◆ WORK ITEM ◆
An exact copy of all the entries is what is needed here.
*** DATA ***
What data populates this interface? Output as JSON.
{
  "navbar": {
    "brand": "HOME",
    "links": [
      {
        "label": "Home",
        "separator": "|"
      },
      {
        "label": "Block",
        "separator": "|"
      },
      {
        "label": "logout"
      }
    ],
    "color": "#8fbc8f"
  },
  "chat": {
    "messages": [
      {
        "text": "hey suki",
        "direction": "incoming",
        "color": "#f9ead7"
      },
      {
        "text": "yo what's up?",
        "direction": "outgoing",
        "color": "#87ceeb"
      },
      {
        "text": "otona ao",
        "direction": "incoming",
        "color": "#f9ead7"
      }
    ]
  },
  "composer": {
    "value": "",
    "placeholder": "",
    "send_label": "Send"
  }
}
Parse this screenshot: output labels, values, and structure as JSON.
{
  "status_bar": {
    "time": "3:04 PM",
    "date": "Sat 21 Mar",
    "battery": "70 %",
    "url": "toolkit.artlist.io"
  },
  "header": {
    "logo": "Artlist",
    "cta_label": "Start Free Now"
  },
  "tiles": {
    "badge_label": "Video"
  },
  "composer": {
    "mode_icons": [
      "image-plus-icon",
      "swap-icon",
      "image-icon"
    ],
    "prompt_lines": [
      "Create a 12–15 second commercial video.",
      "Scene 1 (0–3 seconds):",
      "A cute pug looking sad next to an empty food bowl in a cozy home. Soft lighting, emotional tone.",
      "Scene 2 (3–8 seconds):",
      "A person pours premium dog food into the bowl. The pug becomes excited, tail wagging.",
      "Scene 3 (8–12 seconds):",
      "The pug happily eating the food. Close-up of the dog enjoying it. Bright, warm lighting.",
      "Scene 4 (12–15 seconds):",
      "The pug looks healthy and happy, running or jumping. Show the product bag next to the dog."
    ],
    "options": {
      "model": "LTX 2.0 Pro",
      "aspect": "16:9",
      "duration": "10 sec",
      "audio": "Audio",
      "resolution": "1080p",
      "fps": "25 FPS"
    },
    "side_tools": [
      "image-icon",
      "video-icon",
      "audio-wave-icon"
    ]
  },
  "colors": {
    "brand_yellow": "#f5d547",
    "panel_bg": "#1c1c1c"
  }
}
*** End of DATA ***
◆ ANSWER BOX ◆
What data populates this interface? Output as JSON.
{
  "navbar": {
    "brand": "HOME",
    "links": [
      {
        "label": "Home",
        "separator": "|"
      },
      {
        "label": "Block",
        "separator": "|"
      },
      {
        "label": "logout"
      }
    ],
    "color": "#8fbc8f"
  },
  "chat": {
    "messages": [
      {
        "text": "hey suki",
        "direction": "incoming",
        "color": "#f9ead7"
      },
      {
        "text": "yo what's up?",
        "direction": "outgoing",
        "color": "#87ceeb"
      },
      {
        "text": "otona ao",
        "direction": "incoming",
        "color": "#f9ead7"
      }
    ]
  },
  "composer": {
    "value": "",
    "placeholder": "",
    "send_label": "Send"
  }
}
Parse this screenshot: output labels, values, and structure as JSON.
{
  "status_bar": {
    "time": "3:04 PM",
    "date": "Sat 21 Mar",
    "battery": "70 %",
    "url": "toolkit.artlist.io"
  },
  "header": {
    "logo": "Artlist",
    "cta_label": "Start Free Now"
  },
  "tiles": {
    "badge_label": "Video"
  },
  "composer": {
    "mode_icons": [
      "image-plus-icon",
      "swap-icon",
      "image-icon"
    ],
    "prompt_lines": [
      "Create a 12–15 second commercial video.",
      "Scene 1 (0–3 seconds):",
      "A cute pug looking sad next to an empty food bowl in a cozy home. Soft lighting, emotional tone.",
      "Scene 2 (3–8 seconds):",
      "A person pours premium dog food into the bowl. The pug becomes excited, tail wagging.",
      "Scene 3 (8–12 seconds):",
      "The pug happily eating the food. Close-up of the dog enjoying it. Bright, warm lighting.",
      "Scene 4 (12–15 seconds):",
      "The pug looks healthy and happy, running or jumping. Show the product bag next to the dog."
    ],
    "options": {
      "model": "LTX 2.0 Pro",
      "aspect": "16:9",
      "duration": "10 sec",
      "audio": "Audio",
      "resolution": "1080p",
      "fps": "25 FPS"
    },
    "side_tools": [
      "image-icon",
      "video-icon",
      "audio-wave-icon"
    ]
  },
  "colors": {
    "brand_yellow": "#f5d547",
    "panel_bg": "#1c1c1c"
  }
}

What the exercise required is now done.